There’s an interesting new law that was recently filed in the Florida House of Representatives that would place stringent new requirements on companies who hire and employ delivery service workers.
The proposed law would require all delivery service companies to conduct “local and national criminal background checks” on their prospective employees, and inform retailers they contract with if employees are arrested, convicted or awaiting trial for a number of offenses including sexual misconduct, attempts or conspiracy to commit felonies in the second and third degree, assault, battery and domestic violence.
“The Evy Udell Public Safety Act”, was introduced by Florida House Representative, Mike Caruso after Evelyn Udell was killed by a delivery man in her home.
The first part about conducting local and national background checks isn’t surprising. Presumably, these companies already conduct some form of pre-employment background screening, but it never hurts to create better specificity for workers that have access to peoples’ homes.
What I’m more interested in, and think is much more topical, is the requirement to report if employees are arrested or awaiting trial for specified criminal activity.
March Towards Continuous Criminal Monitoring
For years, background screening experts have been predicting that the concept of post-hire screening was on the rise. And for the most part, they’ve been correct—whether related to monitoring of traditional interval-based criminal records and court data, driving records, credit reports, medical sanctions and myriad professional license updates.
What has been slower to emerge but is finally gaining steam, is the concept of real Continuous Criminal Monitoring, as opposed to interval-based checks. The demand for real-time data has grown quickly over the past several years as employers are being held accountable for what they “should have known” after an employee is hired. For example, a delivery company can be notified if one of its employees is incarcerated and, or booked for activity related to the type of criminal offenses included in the aforementioned proposed Florida law.
Thanks to new data sources and the employee population technology required to effectively monitor and manage a workforce, this concept is poised to take off like a SpaceX rocket in 2020 and beyond. (Sorry Richard Branson, but he launched a Tesla into outer space.
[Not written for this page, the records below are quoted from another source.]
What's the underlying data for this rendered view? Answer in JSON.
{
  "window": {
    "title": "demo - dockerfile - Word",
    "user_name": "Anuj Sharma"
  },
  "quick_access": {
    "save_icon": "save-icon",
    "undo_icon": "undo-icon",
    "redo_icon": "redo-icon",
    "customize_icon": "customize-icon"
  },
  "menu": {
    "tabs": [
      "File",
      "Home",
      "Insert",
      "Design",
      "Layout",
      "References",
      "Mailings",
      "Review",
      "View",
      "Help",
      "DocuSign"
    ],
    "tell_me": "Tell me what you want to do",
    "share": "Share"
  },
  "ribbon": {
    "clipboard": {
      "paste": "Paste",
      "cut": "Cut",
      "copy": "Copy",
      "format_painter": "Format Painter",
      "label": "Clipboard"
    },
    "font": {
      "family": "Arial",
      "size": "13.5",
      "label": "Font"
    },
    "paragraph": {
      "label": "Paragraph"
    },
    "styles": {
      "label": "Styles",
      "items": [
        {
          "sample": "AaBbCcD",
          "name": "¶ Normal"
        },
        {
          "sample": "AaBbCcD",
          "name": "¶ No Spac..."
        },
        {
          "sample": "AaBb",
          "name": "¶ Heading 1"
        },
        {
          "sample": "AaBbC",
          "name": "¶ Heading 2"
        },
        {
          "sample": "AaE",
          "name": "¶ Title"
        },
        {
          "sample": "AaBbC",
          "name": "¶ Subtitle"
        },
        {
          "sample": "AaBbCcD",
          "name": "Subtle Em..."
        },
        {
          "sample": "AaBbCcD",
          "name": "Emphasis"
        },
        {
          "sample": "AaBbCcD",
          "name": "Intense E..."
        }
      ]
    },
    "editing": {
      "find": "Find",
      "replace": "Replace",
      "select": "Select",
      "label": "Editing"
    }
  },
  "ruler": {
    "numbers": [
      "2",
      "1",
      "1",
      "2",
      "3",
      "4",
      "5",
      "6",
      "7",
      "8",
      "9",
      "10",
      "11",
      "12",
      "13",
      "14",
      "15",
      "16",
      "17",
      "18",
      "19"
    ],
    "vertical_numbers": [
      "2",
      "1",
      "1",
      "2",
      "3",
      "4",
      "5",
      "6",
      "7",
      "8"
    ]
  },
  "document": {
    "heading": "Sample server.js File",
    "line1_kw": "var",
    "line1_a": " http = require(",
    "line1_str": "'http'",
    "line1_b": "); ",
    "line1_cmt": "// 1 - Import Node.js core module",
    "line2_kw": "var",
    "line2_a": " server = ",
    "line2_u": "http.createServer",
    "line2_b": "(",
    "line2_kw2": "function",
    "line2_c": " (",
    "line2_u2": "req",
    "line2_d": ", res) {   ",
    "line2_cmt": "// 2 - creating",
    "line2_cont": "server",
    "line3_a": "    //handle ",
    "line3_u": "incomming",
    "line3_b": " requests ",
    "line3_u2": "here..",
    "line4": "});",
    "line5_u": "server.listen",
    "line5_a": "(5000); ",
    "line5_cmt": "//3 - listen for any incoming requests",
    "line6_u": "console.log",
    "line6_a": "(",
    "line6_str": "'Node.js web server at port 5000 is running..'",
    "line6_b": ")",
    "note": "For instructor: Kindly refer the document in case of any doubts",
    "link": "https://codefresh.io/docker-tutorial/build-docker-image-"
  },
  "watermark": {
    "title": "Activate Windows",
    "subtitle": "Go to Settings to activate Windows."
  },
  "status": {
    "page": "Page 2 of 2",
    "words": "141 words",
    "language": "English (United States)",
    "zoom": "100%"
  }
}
Top that, and we’ll reconsider.)
By monitoring for criminal activity such as arrests, incarcerations and bookings post-hire, continuous criminal monitoring helps consumer reporting agencies (CRAs) and the employers they represent reduce workforce risk and provide a safer work environment for their customers and employees.
In fact, SJV Data Solutions just released a brand new Continuous Criminal Monitoring data solution for our CRA clients.
Of course, there are some privacy concerns about this product and its uses. I totally get that and agree they need to be addressed. However, if this product can improve public safety and protect businesses, their customers and their employees, I would hope that similar laws will help encourage the expansion of this valuable post-hire screening tool.
Nick Fishman is a guest blogger for SJV Data Solutions. Fishman is the president of Fishman Group Consultants and has over 20 years of experience in the background screening industry serving in various executive capacities.